(Interface dataset entries)
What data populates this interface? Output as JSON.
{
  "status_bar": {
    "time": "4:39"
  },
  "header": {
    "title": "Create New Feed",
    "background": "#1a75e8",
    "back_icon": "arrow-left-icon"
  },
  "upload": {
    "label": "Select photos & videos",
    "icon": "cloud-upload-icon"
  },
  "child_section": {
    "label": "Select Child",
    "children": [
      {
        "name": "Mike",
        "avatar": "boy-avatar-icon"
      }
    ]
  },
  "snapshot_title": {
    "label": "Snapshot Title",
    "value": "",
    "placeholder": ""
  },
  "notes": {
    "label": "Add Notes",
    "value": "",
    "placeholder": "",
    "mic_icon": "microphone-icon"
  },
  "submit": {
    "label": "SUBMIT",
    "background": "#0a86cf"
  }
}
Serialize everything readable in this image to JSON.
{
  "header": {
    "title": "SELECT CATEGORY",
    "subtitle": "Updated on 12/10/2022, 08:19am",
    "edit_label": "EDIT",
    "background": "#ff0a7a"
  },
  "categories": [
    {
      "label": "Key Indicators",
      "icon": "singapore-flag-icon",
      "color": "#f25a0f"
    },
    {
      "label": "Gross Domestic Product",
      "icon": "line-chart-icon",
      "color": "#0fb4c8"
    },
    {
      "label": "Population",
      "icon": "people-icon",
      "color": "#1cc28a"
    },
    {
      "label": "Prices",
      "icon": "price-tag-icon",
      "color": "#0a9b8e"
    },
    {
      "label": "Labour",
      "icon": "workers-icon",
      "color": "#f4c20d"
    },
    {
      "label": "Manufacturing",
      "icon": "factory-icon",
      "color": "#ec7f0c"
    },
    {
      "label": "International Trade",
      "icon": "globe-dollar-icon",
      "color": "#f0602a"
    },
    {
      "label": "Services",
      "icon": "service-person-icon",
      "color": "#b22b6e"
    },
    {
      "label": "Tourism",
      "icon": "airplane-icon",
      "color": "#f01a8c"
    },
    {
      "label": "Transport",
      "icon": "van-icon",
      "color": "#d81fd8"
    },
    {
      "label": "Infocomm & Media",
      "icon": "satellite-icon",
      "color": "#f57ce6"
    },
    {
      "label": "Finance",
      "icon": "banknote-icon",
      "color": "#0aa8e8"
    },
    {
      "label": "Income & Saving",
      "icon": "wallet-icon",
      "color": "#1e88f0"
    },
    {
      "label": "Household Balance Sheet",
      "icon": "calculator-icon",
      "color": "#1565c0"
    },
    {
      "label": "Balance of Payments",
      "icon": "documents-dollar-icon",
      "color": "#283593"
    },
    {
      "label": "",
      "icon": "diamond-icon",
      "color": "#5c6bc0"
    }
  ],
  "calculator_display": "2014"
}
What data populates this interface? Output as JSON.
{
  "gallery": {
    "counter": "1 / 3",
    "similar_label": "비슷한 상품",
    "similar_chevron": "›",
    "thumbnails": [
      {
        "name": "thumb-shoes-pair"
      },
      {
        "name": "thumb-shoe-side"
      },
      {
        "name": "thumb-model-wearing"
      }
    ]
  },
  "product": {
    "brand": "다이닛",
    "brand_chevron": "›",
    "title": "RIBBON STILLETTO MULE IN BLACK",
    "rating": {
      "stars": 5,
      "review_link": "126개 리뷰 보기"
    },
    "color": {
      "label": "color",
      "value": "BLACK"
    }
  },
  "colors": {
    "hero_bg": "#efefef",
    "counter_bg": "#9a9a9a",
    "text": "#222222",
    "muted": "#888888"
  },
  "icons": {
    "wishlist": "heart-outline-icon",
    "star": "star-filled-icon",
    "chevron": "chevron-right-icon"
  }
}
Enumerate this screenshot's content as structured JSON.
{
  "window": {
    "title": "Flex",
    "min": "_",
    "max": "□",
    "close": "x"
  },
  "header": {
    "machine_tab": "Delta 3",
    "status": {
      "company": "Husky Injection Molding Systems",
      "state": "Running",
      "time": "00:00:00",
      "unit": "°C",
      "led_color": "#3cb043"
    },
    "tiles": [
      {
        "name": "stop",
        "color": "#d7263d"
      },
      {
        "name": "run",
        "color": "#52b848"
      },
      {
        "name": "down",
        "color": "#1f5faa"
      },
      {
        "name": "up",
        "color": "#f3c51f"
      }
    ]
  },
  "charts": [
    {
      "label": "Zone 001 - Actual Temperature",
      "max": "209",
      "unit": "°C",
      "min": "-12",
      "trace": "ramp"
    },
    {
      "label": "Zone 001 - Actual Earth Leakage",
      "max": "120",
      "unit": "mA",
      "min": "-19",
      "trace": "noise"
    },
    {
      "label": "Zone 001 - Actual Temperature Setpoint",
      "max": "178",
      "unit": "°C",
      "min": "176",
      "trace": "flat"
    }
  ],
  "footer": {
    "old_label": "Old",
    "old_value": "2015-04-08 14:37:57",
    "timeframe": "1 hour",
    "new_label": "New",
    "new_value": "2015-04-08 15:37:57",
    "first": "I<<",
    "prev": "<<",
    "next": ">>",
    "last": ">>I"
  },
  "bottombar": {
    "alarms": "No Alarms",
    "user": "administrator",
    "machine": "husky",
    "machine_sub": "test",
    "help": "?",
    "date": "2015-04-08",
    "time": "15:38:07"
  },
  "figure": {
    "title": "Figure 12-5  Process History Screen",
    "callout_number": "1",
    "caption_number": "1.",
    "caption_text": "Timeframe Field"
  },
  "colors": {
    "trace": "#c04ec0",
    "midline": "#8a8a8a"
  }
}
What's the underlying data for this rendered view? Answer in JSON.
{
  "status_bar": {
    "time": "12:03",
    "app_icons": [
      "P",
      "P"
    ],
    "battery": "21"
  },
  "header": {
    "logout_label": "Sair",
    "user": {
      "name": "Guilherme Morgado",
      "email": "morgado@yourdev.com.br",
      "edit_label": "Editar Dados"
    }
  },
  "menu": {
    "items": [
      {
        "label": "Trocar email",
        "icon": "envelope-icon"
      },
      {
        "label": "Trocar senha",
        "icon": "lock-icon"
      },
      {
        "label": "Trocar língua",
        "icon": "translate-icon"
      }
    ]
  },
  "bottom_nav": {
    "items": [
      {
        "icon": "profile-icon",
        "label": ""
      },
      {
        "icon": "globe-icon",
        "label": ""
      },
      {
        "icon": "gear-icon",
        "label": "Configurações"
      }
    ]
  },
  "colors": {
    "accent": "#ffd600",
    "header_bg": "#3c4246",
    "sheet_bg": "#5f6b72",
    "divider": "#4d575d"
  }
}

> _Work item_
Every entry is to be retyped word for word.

> _Result of this exercise_
What data populates this interface? Output as JSON.
{
  "status_bar": {
    "time": "4:39"
  },
  "header": {
    "title": "Create New Feed",
    "background": "#1a75e8",
    "back_icon": "arrow-left-icon"
  },
  "upload": {
    "label": "Select photos & videos",
    "icon": "cloud-upload-icon"
  },
  "child_section": {
    "label": "Select Child",
    "children": [
      {
        "name": "Mike",
        "avatar": "boy-avatar-icon"
      }
    ]
  },
  "snapshot_title": {
    "label": "Snapshot Title",
    "value": "",
    "placeholder": ""
  },
  "notes": {
    "label": "Add Notes",
    "value": "",
    "placeholder": "",
    "mic_icon": "microphone-icon"
  },
  "submit": {
    "label": "SUBMIT",
    "background": "#0a86cf"
  }
}
Serialize everything readable in this image to JSON.
{
  "header": {
    "title": "SELECT CATEGORY",
    "subtitle": "Updated on 12/10/2022, 08:19am",
    "edit_label": "EDIT",
    "background": "#ff0a7a"
  },
  "categories": [
    {
      "label": "Key Indicators",
      "icon": "singapore-flag-icon",
      "color": "#f25a0f"
    },
    {
      "label": "Gross Domestic Product",
      "icon": "line-chart-icon",
      "color": "#0fb4c8"
    },
    {
      "label": "Population",
      "icon": "people-icon",
      "color": "#1cc28a"
    },
    {
      "label": "Prices",
      "icon": "price-tag-icon",
      "color": "#0a9b8e"
    },
    {
      "label": "Labour",
      "icon": "workers-icon",
      "color": "#f4c20d"
    },
    {
      "label": "Manufacturing",
      "icon": "factory-icon",
      "color": "#ec7f0c"
    },
    {
      "label": "International Trade",
      "icon": "globe-dollar-icon",
      "color": "#f0602a"
    },
    {
      "label": "Services",
      "icon": "service-person-icon",
      "color": "#b22b6e"
    },
    {
      "label": "Tourism",
      "icon": "airplane-icon",
      "color": "#f01a8c"
    },
    {
      "label": "Transport",
      "icon": "van-icon",
      "color": "#d81fd8"
    },
    {
      "label": "Infocomm & Media",
      "icon": "satellite-icon",
      "color": "#f57ce6"
    },
    {
      "label": "Finance",
      "icon": "banknote-icon",
      "color": "#0aa8e8"
    },
    {
      "label": "Income & Saving",
      "icon": "wallet-icon",
      "color": "#1e88f0"
    },
    {
      "label": "Household Balance Sheet",
      "icon": "calculator-icon",
      "color": "#1565c0"
    },
    {
      "label": "Balance of Payments",
      "icon": "documents-dollar-icon",
      "color": "#283593"
    },
    {
      "label": "",
      "icon": "diamond-icon",
      "color": "#5c6bc0"
    }
  ],
  "calculator_display": "2014"
}
What data populates this interface? Output as JSON.
{
  "gallery": {
    "counter": "1 / 3",
    "similar_label": "비슷한 상품",
    "similar_chevron": "›",
    "thumbnails": [
      {
        "name": "thumb-shoes-pair"
      },
      {
        "name": "thumb-shoe-side"
      },
      {
        "name": "thumb-model-wearing"
      }
    ]
  },
  "product": {
    "brand": "다이닛",
    "brand_chevron": "›",
    "title": "RIBBON STILLETTO MULE IN BLACK",
    "rating": {
      "stars": 5,
      "review_link": "126개 리뷰 보기"
    },
    "color": {
      "label": "color",
      "value": "BLACK"
    }
  },
  "colors": {
    "hero_bg": "#efefef",
    "counter_bg": "#9a9a9a",
    "text": "#222222",
    "muted": "#888888"
  },
  "icons": {
    "wishlist": "heart-outline-icon",
    "star": "star-filled-icon",
    "chevron": "chevron-right-icon"
  }
}
Enumerate this screenshot's content as structured JSON.
{
  "window": {
    "title": "Flex",
    "min": "_",
    "max": "□",
    "close": "x"
  },
  "header": {
    "machine_tab": "Delta 3",
    "status": {
      "company": "Husky Injection Molding Systems",
      "state": "Running",
      "time": "00:00:00",
      "unit": "°C",
      "led_color": "#3cb043"
    },
    "tiles": [
      {
        "name": "stop",
        "color": "#d7263d"
      },
      {
        "name": "run",
        "color": "#52b848"
      },
      {
        "name": "down",
        "color": "#1f5faa"
      },
      {
        "name": "up",
        "color": "#f3c51f"
      }
    ]
  },
  "charts": [
    {
      "label": "Zone 001 - Actual Temperature",
      "max": "209",
      "unit": "°C",
      "min": "-12",
      "trace": "ramp"
    },
    {
      "label": "Zone 001 - Actual Earth Leakage",
      "max": "120",
      "unit": "mA",
      "min": "-19",
      "trace": "noise"
    },
    {
      "label": "Zone 001 - Actual Temperature Setpoint",
      "max": "178",
      "unit": "°C",
      "min": "176",
      "trace": "flat"
    }
  ],
  "footer": {
    "old_label": "Old",
    "old_value": "2015-04-08 14:37:57",
    "timeframe": "1 hour",
    "new_label": "New",
    "new_value": "2015-04-08 15:37:57",
    "first": "I<<",
    "prev": "<<",
    "next": ">>",
    "last": ">>I"
  },
  "bottombar": {
    "alarms": "No Alarms",
    "user": "administrator",
    "machine": "husky",
    "machine_sub": "test",
    "help": "?",
    "date": "2015-04-08",
    "time": "15:38:07"
  },
  "figure": {
    "title": "Figure 12-5  Process History Screen",
    "callout_number": "1",
    "caption_number": "1.",
    "caption_text": "Timeframe Field"
  },
  "colors": {
    "trace": "#c04ec0",
    "midline": "#8a8a8a"
  }
}
What's the underlying data for this rendered view? Answer in JSON.
{
  "status_bar": {
    "time": "12:03",
    "app_icons": [
      "P",
      "P"
    ],
    "battery": "21"
  },
  "header": {
    "logout_label": "Sair",
    "user": {
      "name": "Guilherme Morgado",
      "email": "morgado@yourdev.com.br",
      "edit_label": "Editar Dados"
    }
  },
  "menu": {
    "items": [
      {
        "label": "Trocar email",
        "icon": "envelope-icon"
      },
      {
        "label": "Trocar senha",
        "icon": "lock-icon"
      },
      {
        "label": "Trocar língua",
        "icon": "translate-icon"
      }
    ]
  },
  "bottom_nav": {
    "items": [
      {
        "icon": "profile-icon",
        "label": ""
      },
      {
        "icon": "globe-icon",
        "label": ""
      },
      {
        "icon": "gear-icon",
        "label": "Configurações"
      }
    ]
  },
  "colors": {
    "accent": "#ffd600",
    "header_bg": "#3c4246",
    "sheet_bg": "#5f6b72",
    "divider": "#4d575d"
  }
}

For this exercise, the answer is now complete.